## EXERCISE AIM
Every line with "label" in it should be copied from the data.

## DATA EXTRACT

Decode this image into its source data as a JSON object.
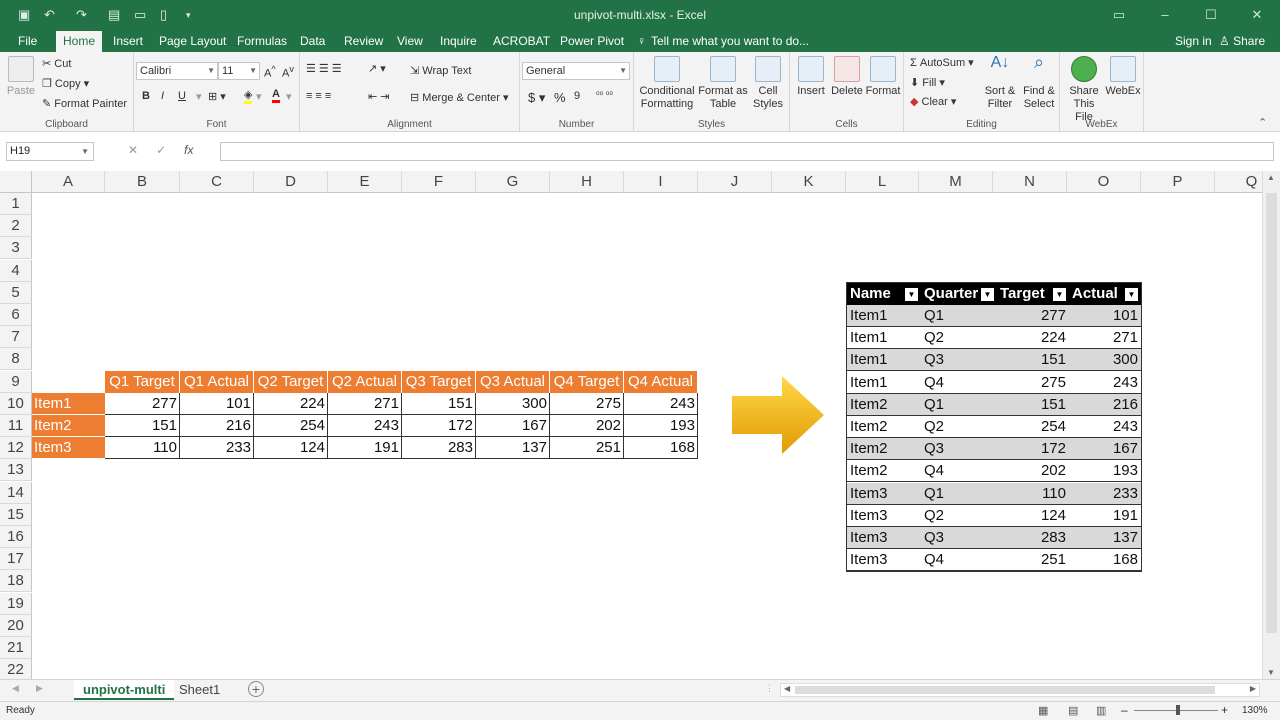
{
  "window": {
    "title": "unpivot-multi.xlsx - Excel",
    "signin": "Sign in",
    "share": "Share"
  },
  "tabs": [
    "File",
    "Home",
    "Insert",
    "Page Layout",
    "Formulas",
    "Data",
    "Review",
    "View",
    "Inquire",
    "ACROBAT",
    "Power Pivot"
  ],
  "tell_me": "Tell me what you want to do...",
  "ribbon": {
    "clipboard": {
      "label": "Clipboard",
      "paste": "Paste",
      "cut": "Cut",
      "copy": "Copy",
      "format_painter": "Format Painter"
    },
    "font": {
      "label": "Font",
      "name": "Calibri",
      "size": "11",
      "bold": "B",
      "italic": "I",
      "underline": "U"
    },
    "alignment": {
      "label": "Alignment",
      "wrap": "Wrap Text",
      "merge": "Merge & Center"
    },
    "number": {
      "label": "Number",
      "format": "General",
      "currency": "$",
      "percent": "%",
      "comma": "9"
    },
    "styles": {
      "label": "Styles",
      "conditional": [
        "Conditional",
        "Formatting"
      ],
      "format_table": [
        "Format as",
        "Table"
      ],
      "cell_styles": [
        "Cell",
        "Styles"
      ]
    },
    "cells": {
      "label": "Cells",
      "insert": "Insert",
      "delete": "Delete",
      "format": "Format"
    },
    "editing": {
      "label": "Editing",
      "autosum": "AutoSum",
      "fill": "Fill",
      "clear": "Clear",
      "sort": [
        "Sort &",
        "Filter"
      ],
      "find": [
        "Find &",
        "Select"
      ]
    },
    "webex": {
      "label": "WebEx",
      "share": [
        "Share",
        "This File"
      ],
      "webex": "WebEx"
    }
  },
  "formula_bar": {
    "name_box": "H19",
    "fx": "fx",
    "value": ""
  },
  "columns": [
    "A",
    "B",
    "C",
    "D",
    "E",
    "F",
    "G",
    "H",
    "I",
    "J",
    "K",
    "L",
    "M",
    "N",
    "O",
    "P",
    "Q"
  ],
  "rows": [
    "1",
    "2",
    "3",
    "4",
    "5",
    "6",
    "7",
    "8",
    "9",
    "10",
    "11",
    "12",
    "13",
    "14",
    "15",
    "16",
    "17",
    "18",
    "19",
    "20",
    "21",
    "22"
  ],
  "source": {
    "headers": [
      "Q1 Target",
      "Q1 Actual",
      "Q2 Target",
      "Q2 Actual",
      "Q3 Target",
      "Q3 Actual",
      "Q4 Target",
      "Q4 Actual"
    ],
    "items": [
      {
        "name": "Item1",
        "values": [
          "277",
          "101",
          "224",
          "271",
          "151",
          "300",
          "275",
          "243"
        ]
      },
      {
        "name": "Item2",
        "values": [
          "151",
          "216",
          "254",
          "243",
          "172",
          "167",
          "202",
          "193"
        ]
      },
      {
        "name": "Item3",
        "values": [
          "110",
          "233",
          "124",
          "191",
          "283",
          "137",
          "251",
          "168"
        ]
      }
    ]
  },
  "result": {
    "headers": [
      "Name",
      "Quarter",
      "Target",
      "Actual"
    ],
    "rows": [
      [
        "Item1",
        "Q1",
        "277",
        "101"
      ],
      [
        "Item1",
        "Q2",
        "224",
        "271"
      ],
      [
        "Item1",
        "Q3",
        "151",
        "300"
      ],
      [
        "Item1",
        "Q4",
        "275",
        "243"
      ],
      [
        "Item2",
        "Q1",
        "151",
        "216"
      ],
      [
        "Item2",
        "Q2",
        "254",
        "243"
      ],
      [
        "Item2",
        "Q3",
        "172",
        "167"
      ],
      [
        "Item2",
        "Q4",
        "202",
        "193"
      ],
      [
        "Item3",
        "Q1",
        "110",
        "233"
      ],
      [
        "Item3",
        "Q2",
        "124",
        "191"
      ],
      [
        "Item3",
        "Q3",
        "283",
        "137"
      ],
      [
        "Item3",
        "Q4",
        "251",
        "168"
      ]
    ]
  },
  "sheets": [
    {
      "name": "unpivot-multi",
      "active": true
    },
    {
      "name": "Sheet1",
      "active": false
    }
  ],
  "status": {
    "ready": "Ready",
    "zoom": "130%"
  },
  "colors": {
    "excel_green": "#217346",
    "orange": "#ed7d31",
    "band": "#d9d9d9",
    "arrow": "#f5b400"
  }
}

## ANSWER
      "label": "Clipboard",
      "label": "Font",
      "label": "Alignment",
      "label": "Number",
      "label": "Styles",
      "label": "Cells",
      "label": "Editing",
      "label": "WebEx",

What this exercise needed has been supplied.